Externally, it was a picturesque house, set back a little from the two-lane street it sat along. Green grass perfectly manicured, trees filled with birds shading the sizable front porch. Flowers bloomed liberally in perfectly arranged beds. A rocking chair creaked lightly from the gentle breeze.
There had been absolutely no reason to suspect such a place would be so filled with wrong. Even the most skeptical would have let go of any too-idyllic inklings in the face of the odd sense of harmony that exuded from every edge of the fascia.
As a butterfly into a spider’s silk, he had walked into doom willingly. Fooled by delicate deadly filigree. Welcomed with a plate of warm cookies by a kindly elderly woman. He’d spoken to her before, she was no stranger. Her demeanor was gentle and sweet. Grandmotherly. Perhaps a touch lonely. She always engaged any who happened by. Even the postman made a point of allotting extra time for her house so he would have the ability to keep her company, even just for a little bit.
It appeared that nobody else came to visit. No family stopped in to fill her spaces with laughter and joy. Nor did it seem that she had any friends to while away the hours with.
The whole neighborhood took pity on her, this decree of solitude from a lady who gave the impression of wanting nothing more than companionship had the effect of eliciting sympathy from all in the neighborhood, to the point that nobody ever questioned what she did day in and day out, let alone the fact that she had no repeat visitors outside of themselves and the mail service.
So how was he to know what his fate would be the day that he walked by and she called out to him, offering cookies if he would just come in and chat a while? With no other plans, and no reason to refuse, he’d changed his course, into her yard, and up her porch steps. Accepting her offer of milk to accompany the sweets, he’d planted himself on her large, flowered sofa, glanced around the living room that spoke loudly of antique tastes.
It was all pleasant enough at the start. Laughter and good, if not shallow, conversation. Timid curiosity. Cookies. He felt comfortable. Then, after a bit, a little sleepy, which he attributed to the day’s activities catching up with him, and the comfort he felt inside her home. The heaviness of the dairy surely contributed, as did the drop from the sugar spike of many treats. There were a few ways to attribute it without it being suspicious.
Of course, the massive dose of sedatives that she’d laced into both the milk and confections had likely done him no favors.
It was his head and how it felt as if a train had plowed through it that was his first indication of shenanigans when he woke up. Still, despite this, he found himself laughing, as if this might be a prank. Or as if maybe he’d hit his head on something, and was now laughing at his clumsiness. His mouth began to mumble an apology as he attempted to orient himself. He tried to move, but found both arms as well as both legs secure and immobile. Slowly, his vision cleared, as did his realization of the situation.

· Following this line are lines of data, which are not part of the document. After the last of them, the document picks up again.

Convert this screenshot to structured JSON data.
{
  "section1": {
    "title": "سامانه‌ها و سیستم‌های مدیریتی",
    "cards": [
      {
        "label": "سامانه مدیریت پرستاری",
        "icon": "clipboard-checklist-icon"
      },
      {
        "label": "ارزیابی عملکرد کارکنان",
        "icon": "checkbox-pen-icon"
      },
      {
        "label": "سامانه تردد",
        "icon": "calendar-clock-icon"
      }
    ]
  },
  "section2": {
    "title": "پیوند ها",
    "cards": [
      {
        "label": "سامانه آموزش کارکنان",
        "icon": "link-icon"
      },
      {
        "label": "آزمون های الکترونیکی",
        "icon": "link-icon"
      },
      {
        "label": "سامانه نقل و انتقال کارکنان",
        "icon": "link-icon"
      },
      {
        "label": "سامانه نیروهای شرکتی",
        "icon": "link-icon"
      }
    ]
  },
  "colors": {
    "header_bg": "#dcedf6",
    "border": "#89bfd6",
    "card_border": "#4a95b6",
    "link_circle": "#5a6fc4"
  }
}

She stood above him, that kindly look in her eyes, pruning sheers in her withered hands. She said nothing as she bent closer, and only smiled when the cold metal met the warmth of his toes.